Interface dataset entries:
....................

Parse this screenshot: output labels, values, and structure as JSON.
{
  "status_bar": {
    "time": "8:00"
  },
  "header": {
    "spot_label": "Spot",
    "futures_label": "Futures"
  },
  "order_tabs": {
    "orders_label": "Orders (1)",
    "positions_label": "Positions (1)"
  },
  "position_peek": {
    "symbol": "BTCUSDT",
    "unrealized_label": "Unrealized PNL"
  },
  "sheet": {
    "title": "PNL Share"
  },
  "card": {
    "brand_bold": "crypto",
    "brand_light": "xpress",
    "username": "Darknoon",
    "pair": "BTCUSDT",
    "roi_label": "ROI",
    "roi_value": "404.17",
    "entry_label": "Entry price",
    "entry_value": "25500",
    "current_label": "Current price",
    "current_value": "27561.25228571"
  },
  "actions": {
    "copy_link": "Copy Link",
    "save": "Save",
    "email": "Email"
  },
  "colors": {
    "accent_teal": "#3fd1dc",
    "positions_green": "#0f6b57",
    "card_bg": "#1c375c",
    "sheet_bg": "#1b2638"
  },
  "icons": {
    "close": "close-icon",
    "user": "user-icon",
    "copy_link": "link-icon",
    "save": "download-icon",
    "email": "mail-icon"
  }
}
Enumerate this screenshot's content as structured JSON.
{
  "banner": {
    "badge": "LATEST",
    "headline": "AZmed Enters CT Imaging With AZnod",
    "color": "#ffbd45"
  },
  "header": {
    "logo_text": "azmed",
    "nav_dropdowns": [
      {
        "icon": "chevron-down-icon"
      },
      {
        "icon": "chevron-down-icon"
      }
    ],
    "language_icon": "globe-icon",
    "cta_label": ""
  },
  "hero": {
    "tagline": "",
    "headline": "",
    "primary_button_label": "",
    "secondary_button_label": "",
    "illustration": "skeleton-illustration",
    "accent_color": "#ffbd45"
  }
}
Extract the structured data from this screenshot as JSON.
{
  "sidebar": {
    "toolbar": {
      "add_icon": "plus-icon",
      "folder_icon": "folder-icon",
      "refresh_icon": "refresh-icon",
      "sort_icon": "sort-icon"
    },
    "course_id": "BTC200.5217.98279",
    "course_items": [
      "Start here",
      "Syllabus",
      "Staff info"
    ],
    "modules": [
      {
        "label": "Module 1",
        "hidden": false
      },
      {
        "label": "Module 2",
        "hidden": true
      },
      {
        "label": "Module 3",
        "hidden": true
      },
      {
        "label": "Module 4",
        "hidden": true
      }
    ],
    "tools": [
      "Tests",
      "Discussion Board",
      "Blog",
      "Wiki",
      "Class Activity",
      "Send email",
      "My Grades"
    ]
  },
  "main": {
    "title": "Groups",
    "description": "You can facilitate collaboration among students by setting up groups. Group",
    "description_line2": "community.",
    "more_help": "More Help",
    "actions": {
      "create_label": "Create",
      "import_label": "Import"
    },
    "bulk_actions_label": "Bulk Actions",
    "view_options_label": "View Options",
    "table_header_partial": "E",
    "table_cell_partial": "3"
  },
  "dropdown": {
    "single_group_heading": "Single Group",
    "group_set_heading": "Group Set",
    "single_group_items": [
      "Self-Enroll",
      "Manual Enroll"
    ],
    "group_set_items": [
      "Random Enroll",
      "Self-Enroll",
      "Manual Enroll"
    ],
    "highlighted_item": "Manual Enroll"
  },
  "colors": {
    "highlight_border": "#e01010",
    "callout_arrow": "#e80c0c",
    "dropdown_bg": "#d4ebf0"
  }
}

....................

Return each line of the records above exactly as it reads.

Task result:
Parse this screenshot: output labels, values, and structure as JSON.
{
  "status_bar": {
    "time": "8:00"
  },
  "header": {
    "spot_label": "Spot",
    "futures_label": "Futures"
  },
  "order_tabs": {
    "orders_label": "Orders (1)",
    "positions_label": "Positions (1)"
  },
  "position_peek": {
    "symbol": "BTCUSDT",
    "unrealized_label": "Unrealized PNL"
  },
  "sheet": {
    "title": "PNL Share"
  },
  "card": {
    "brand_bold": "crypto",
    "brand_light": "xpress",
    "username": "Darknoon",
    "pair": "BTCUSDT",
    "roi_label": "ROI",
    "roi_value": "404.17",
    "entry_label": "Entry price",
    "entry_value": "25500",
    "current_label": "Current price",
    "current_value": "27561.25228571"
  },
  "actions": {
    "copy_link": "Copy Link",
    "save": "Save",
    "email": "Email"
  },
  "colors": {
    "accent_teal": "#3fd1dc",
    "positions_green": "#0f6b57",
    "card_bg": "#1c375c",
    "sheet_bg": "#1b2638"
  },
  "icons": {
    "close": "close-icon",
    "user": "user-icon",
    "copy_link": "link-icon",
    "save": "download-icon",
    "email": "mail-icon"
  }
}
Enumerate this screenshot's content as structured JSON.
{
  "banner": {
    "badge": "LATEST",
    "headline": "AZmed Enters CT Imaging With AZnod",
    "color": "#ffbd45"
  },
  "header": {
    "logo_text": "azmed",
    "nav_dropdowns": [
      {
        "icon": "chevron-down-icon"
      },
      {
        "icon": "chevron-down-icon"
      }
    ],
    "language_icon": "globe-icon",
    "cta_label": ""
  },
  "hero": {
    "tagline": "",
    "headline": "",
    "primary_button_label": "",
    "secondary_button_label": "",
    "illustration": "skeleton-illustration",
    "accent_color": "#ffbd45"
  }
}
Extract the structured data from this screenshot as JSON.
{
  "sidebar": {
    "toolbar": {
      "add_icon": "plus-icon",
      "folder_icon": "folder-icon",
      "refresh_icon": "refresh-icon",
      "sort_icon": "sort-icon"
    },
    "course_id": "BTC200.5217.98279",
    "course_items": [
      "Start here",
      "Syllabus",
      "Staff info"
    ],
    "modules": [
      {
        "label": "Module 1",
        "hidden": false
      },
      {
        "label": "Module 2",
        "hidden": true
      },
      {
        "label": "Module 3",
        "hidden": true
      },
      {
        "label": "Module 4",
        "hidden": true
      }
    ],
    "tools": [
      "Tests",
      "Discussion Board",
      "Blog",
      "Wiki",
      "Class Activity",
      "Send email",
      "My Grades"
    ]
  },
  "main": {
    "title": "Groups",
    "description": "You can facilitate collaboration among students by setting up groups. Group",
    "description_line2": "community.",
    "more_help": "More Help",
    "actions": {
      "create_label": "Create",
      "import_label": "Import"
    },
    "bulk_actions_label": "Bulk Actions",
    "view_options_label": "View Options",
    "table_header_partial": "E",
    "table_cell_partial": "3"
  },
  "dropdown": {
    "single_group_heading": "Single Group",
    "group_set_heading": "Group Set",
    "single_group_items": [
      "Self-Enroll",
      "Manual Enroll"
    ],
    "group_set_items": [
      "Random Enroll",
      "Self-Enroll",
      "Manual Enroll"
    ],
    "highlighted_item": "Manual Enroll"
  },
  "colors": {
    "highlight_border": "#e01010",
    "callout_arrow": "#e80c0c",
    "dropdown_bg": "#d4ebf0"
  }
}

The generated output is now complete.